This quirk in the schedule makes it particularly challenging for Middlebury due to Feb graduation losses, including this fall’s two co-captains, MVP Ed Cahill and Chris Mutty. As a result, the spring team is young. The new captains are only second years, Brian Sirkia ’12 of Maple Bay, British Columbia, and Rowan Kelner ’12 from London.
Including the captains, the spring roster is dotted with international students— there’s Ross Berriman, ’12 from South Africa; Seb Damberg-Ott ’12 and Rowan Kelner’s twin, Nat, from England; and others from Australia, China, Indonesia, Ireland, Slovakia, South Korea, and Sweden.
Assistant Coach Much Zvoma ’07, a key player on that year’s championship team, is from Zimbabwe, and he points to the great mixture of international students, who grew up playing the game, and Americans, many of whom had never touched a rugby ball before arriving on campus. Panther football linebacker Andrew Durfee ’11 is typical. Looking for something to play in the spring, he came out for the team and is now on the squad’s first fifteen, or ‘A’ team.
“Middlebury is a global liberal arts college,” says Zvoma, “and rugby is the world contact sport.”

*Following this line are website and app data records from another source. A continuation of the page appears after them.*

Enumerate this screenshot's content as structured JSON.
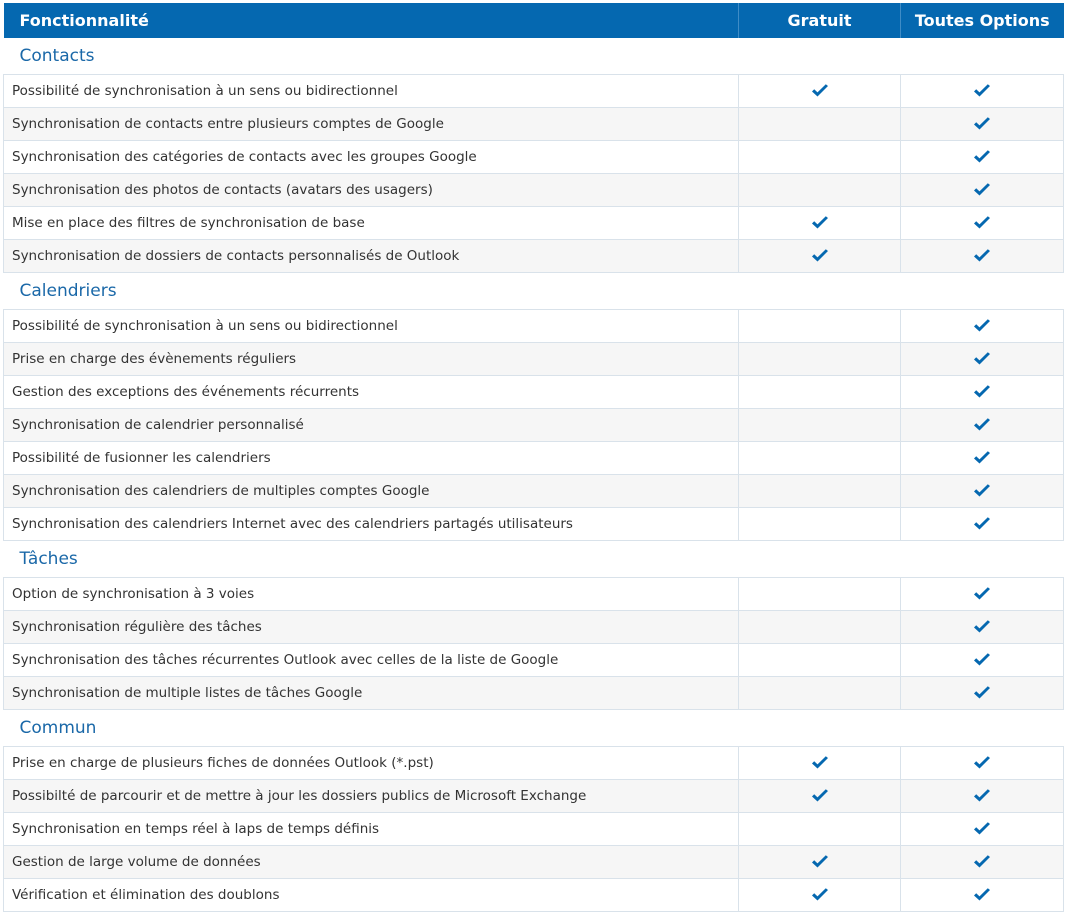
{
  "header": {
    "feature_label": "Fonctionnalité",
    "free_label": "Gratuit",
    "all_label": "Toutes Options"
  },
  "icons": {
    "check": "check-icon",
    "check_color": "#0568b0"
  },
  "sections": [
    {
      "title": "Contacts",
      "rows": [
        {
          "feature": "Possibilité de synchronisation à un sens ou bidirectionnel",
          "free": true,
          "all": true
        },
        {
          "feature": "Synchronisation de contacts entre plusieurs comptes de Google",
          "free": false,
          "all": true
        },
        {
          "feature": "Synchronisation des catégories de contacts avec les groupes Google",
          "free": false,
          "all": true
        },
        {
          "feature": "Synchronisation des photos de contacts (avatars des usagers)",
          "free": false,
          "all": true
        },
        {
          "feature": "Mise en place des filtres de synchronisation de base",
          "free": true,
          "all": true
        },
        {
          "feature": "Synchronisation de dossiers de contacts personnalisés de Outlook",
          "free": true,
          "all": true
        }
      ]
    },
    {
      "title": "Calendriers",
      "rows": [
        {
          "feature": "Possibilité de synchronisation à un sens ou bidirectionnel",
          "free": false,
          "all": true
        },
        {
          "feature": "Prise en charge des évènements réguliers",
          "free": false,
          "all": true
        },
        {
          "feature": "Gestion des exceptions des événements récurrents",
          "free": false,
          "all": true
        },
        {
          "feature": "Synchronisation de calendrier personnalisé",
          "free": false,
          "all": true
        },
        {
          "feature": "Possibilité de fusionner les calendriers",
          "free": false,
          "all": true
        },
        {
          "feature": "Synchronisation des calendriers de multiples comptes Google",
          "free": false,
          "all": true
        },
        {
          "feature": "Synchronisation des calendriers Internet avec des calendriers partagés utilisateurs",
          "free": false,
          "all": true
        }
      ]
    },
    {
      "title": "Tâches",
      "rows": [
        {
          "feature": "Option de synchronisation à 3 voies",
          "free": false,
          "all": true
        },
        {
          "feature": "Synchronisation régulière des tâches",
          "free": false,
          "all": true
        },
        {
          "feature": "Synchronisation des tâches récurrentes Outlook avec celles de la liste de Google",
          "free": false,
          "all": true
        },
        {
          "feature": "Synchronisation de multiple listes de tâches Google",
          "free": false,
          "all": true
        }
      ]
    },
    {
      "title": "Commun",
      "rows": [
        {
          "feature": "Prise en charge de plusieurs fiches de données Outlook (*.pst)",
          "free": true,
          "all": true
        },
        {
          "feature": "Possibilté de parcourir et de mettre à jour les dossiers publics de Microsoft Exchange",
          "free": true,
          "all": true
        },
        {
          "feature": "Synchronisation en temps réel à laps de temps définis",
          "free": false,
          "all": true
        },
        {
          "feature": "Gestion de large volume de données",
          "free": true,
          "all": true
        },
        {
          "feature": "Vérification et élimination des doublons",
          "free": true,
          "all": true
        }
      ]
    }
  ]
}
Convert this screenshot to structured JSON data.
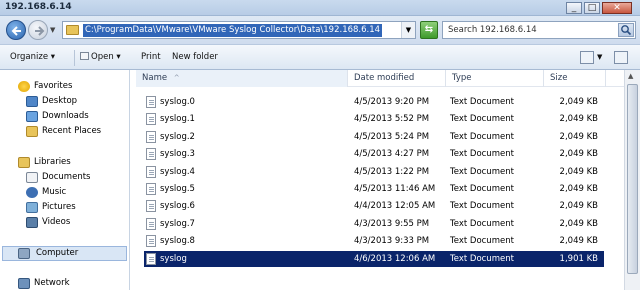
{
  "window": {
    "title": "192.168.6.14",
    "minimize": "_",
    "maximize": "□",
    "close": "✕"
  },
  "address": {
    "path": "C:\\ProgramData\\VMware\\VMware Syslog Collector\\Data\\192.168.6.14"
  },
  "search": {
    "placeholder": "Search 192.168.6.14"
  },
  "toolbar": {
    "organize": "Organize ▾",
    "open": "Open ▾",
    "print": "Print",
    "new_folder": "New folder"
  },
  "nav": {
    "favorites": "Favorites",
    "desktop": "Desktop",
    "downloads": "Downloads",
    "recent": "Recent Places",
    "libraries": "Libraries",
    "documents": "Documents",
    "music": "Music",
    "pictures": "Pictures",
    "videos": "Videos",
    "computer": "Computer",
    "network": "Network"
  },
  "columns": {
    "name": "Name",
    "date": "Date modified",
    "type": "Type",
    "size": "Size"
  },
  "files": [
    {
      "name": "syslog.0",
      "date": "4/5/2013 9:20 PM",
      "type": "Text Document",
      "size": "2,049 KB"
    },
    {
      "name": "syslog.1",
      "date": "4/5/2013 5:52 PM",
      "type": "Text Document",
      "size": "2,049 KB"
    },
    {
      "name": "syslog.2",
      "date": "4/5/2013 5:24 PM",
      "type": "Text Document",
      "size": "2,049 KB"
    },
    {
      "name": "syslog.3",
      "date": "4/5/2013 4:27 PM",
      "type": "Text Document",
      "size": "2,049 KB"
    },
    {
      "name": "syslog.4",
      "date": "4/5/2013 1:22 PM",
      "type": "Text Document",
      "size": "2,049 KB"
    },
    {
      "name": "syslog.5",
      "date": "4/5/2013 11:46 AM",
      "type": "Text Document",
      "size": "2,049 KB"
    },
    {
      "name": "syslog.6",
      "date": "4/4/2013 12:05 AM",
      "type": "Text Document",
      "size": "2,049 KB"
    },
    {
      "name": "syslog.7",
      "date": "4/3/2013 9:55 PM",
      "type": "Text Document",
      "size": "2,049 KB"
    },
    {
      "name": "syslog.8",
      "date": "4/3/2013 9:33 PM",
      "type": "Text Document",
      "size": "2,049 KB"
    },
    {
      "name": "syslog",
      "date": "4/6/2013 12:06 AM",
      "type": "Text Document",
      "size": "1,901 KB"
    }
  ],
  "colors": {
    "selection": "#0a246a",
    "address_highlight": "#3166b8"
  }
}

Behind the Olympics and soccer World Cup, but ahead of the Super Bowl, the rugby World Cup is the third most watched televised athletic event. Tradition has it that the game traces its origins to a student in 1823 at the Rugby School in England, where a plaque commemorating the event reads “William Webb Ellis, with a fine disregard for the rules of football as played in his time, first took the ball in his arms and ran with it, thus originating the distinctive feature of rugby.”
The game, along with the British Empire, spread round the world. American colleges picked up the sport in the early 1900s, and later added shoulder pads and forward passing, which became American football. Rugby was still played out west, and in the ‘50s and early ‘60s, the original sport returned to eastern campuses. The Middlebury College Rugby Club was formed in 1972.
This year, nearly 60 students turned out to play for the men’s team; the College also fields a very successful women’s team which has gone through the last two league seasons undefeated and made the New England D3 championship game both years.
Since March, the Panthers have played games against a number of D1 opponents, opening with a convincing 27-0 win over Boston University, followed by two close losses, 20-16 at Yale, and 20-12 at Harvard.
And now it is April and the tournament is here. Twenty-six MCRC players have been selected, and boarded a plane from Albany bound for Orlando. Their spring break has finally arrived.
Update: The Panthers fell to Miami of Ohio, 27-23, in the D2 quarterfinals. Middlebury rallied the next day to knock off Cal Maritime, 40-27, in a consolation match.
Middlebury communications advisor Mike McKenna, along with Professor Miguel Fernandez ’85, serves as faculty advisor to the MCRC.